## Requirement
All the data beneath this line is to be reproduced exactly.

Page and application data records
= Beginning of Section =

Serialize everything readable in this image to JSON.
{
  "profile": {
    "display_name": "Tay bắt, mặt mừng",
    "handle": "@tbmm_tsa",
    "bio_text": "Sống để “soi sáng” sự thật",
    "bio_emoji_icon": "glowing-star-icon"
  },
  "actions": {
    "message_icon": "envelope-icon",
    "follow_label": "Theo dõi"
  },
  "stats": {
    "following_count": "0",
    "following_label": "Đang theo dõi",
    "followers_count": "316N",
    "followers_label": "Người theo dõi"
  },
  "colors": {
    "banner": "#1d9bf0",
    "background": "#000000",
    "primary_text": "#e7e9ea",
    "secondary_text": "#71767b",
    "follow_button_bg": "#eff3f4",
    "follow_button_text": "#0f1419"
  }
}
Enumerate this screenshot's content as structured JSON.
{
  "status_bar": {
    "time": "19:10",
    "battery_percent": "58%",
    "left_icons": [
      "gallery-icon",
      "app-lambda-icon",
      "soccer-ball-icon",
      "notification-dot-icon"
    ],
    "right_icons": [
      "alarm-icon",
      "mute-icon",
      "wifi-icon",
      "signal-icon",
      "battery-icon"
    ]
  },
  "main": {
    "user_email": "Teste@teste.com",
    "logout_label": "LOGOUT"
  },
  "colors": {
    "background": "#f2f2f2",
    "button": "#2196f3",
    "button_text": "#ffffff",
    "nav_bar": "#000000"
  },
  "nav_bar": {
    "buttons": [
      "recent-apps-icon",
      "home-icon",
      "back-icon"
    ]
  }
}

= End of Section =

## Task result
Serialize everything readable in this image to JSON.
{
  "profile": {
    "display_name": "Tay bắt, mặt mừng",
    "handle": "@tbmm_tsa",
    "bio_text": "Sống để “soi sáng” sự thật",
    "bio_emoji_icon": "glowing-star-icon"
  },
  "actions": {
    "message_icon": "envelope-icon",
    "follow_label": "Theo dõi"
  },
  "stats": {
    "following_count": "0",
    "following_label": "Đang theo dõi",
    "followers_count": "316N",
    "followers_label": "Người theo dõi"
  },
  "colors": {
    "banner": "#1d9bf0",
    "background": "#000000",
    "primary_text": "#e7e9ea",
    "secondary_text": "#71767b",
    "follow_button_bg": "#eff3f4",
    "follow_button_text": "#0f1419"
  }
}
Enumerate this screenshot's content as structured JSON.
{
  "status_bar": {
    "time": "19:10",
    "battery_percent": "58%",
    "left_icons": [
      "gallery-icon",
      "app-lambda-icon",
      "soccer-ball-icon",
      "notification-dot-icon"
    ],
    "right_icons": [
      "alarm-icon",
      "mute-icon",
      "wifi-icon",
      "signal-icon",
      "battery-icon"
    ]
  },
  "main": {
    "user_email": "Teste@teste.com",
    "logout_label": "LOGOUT"
  },
  "colors": {
    "background": "#f2f2f2",
    "button": "#2196f3",
    "button_text": "#ffffff",
    "nav_bar": "#000000"
  },
  "nav_bar": {
    "buttons": [
      "recent-apps-icon",
      "home-icon",
      "back-icon"
    ]
  }
}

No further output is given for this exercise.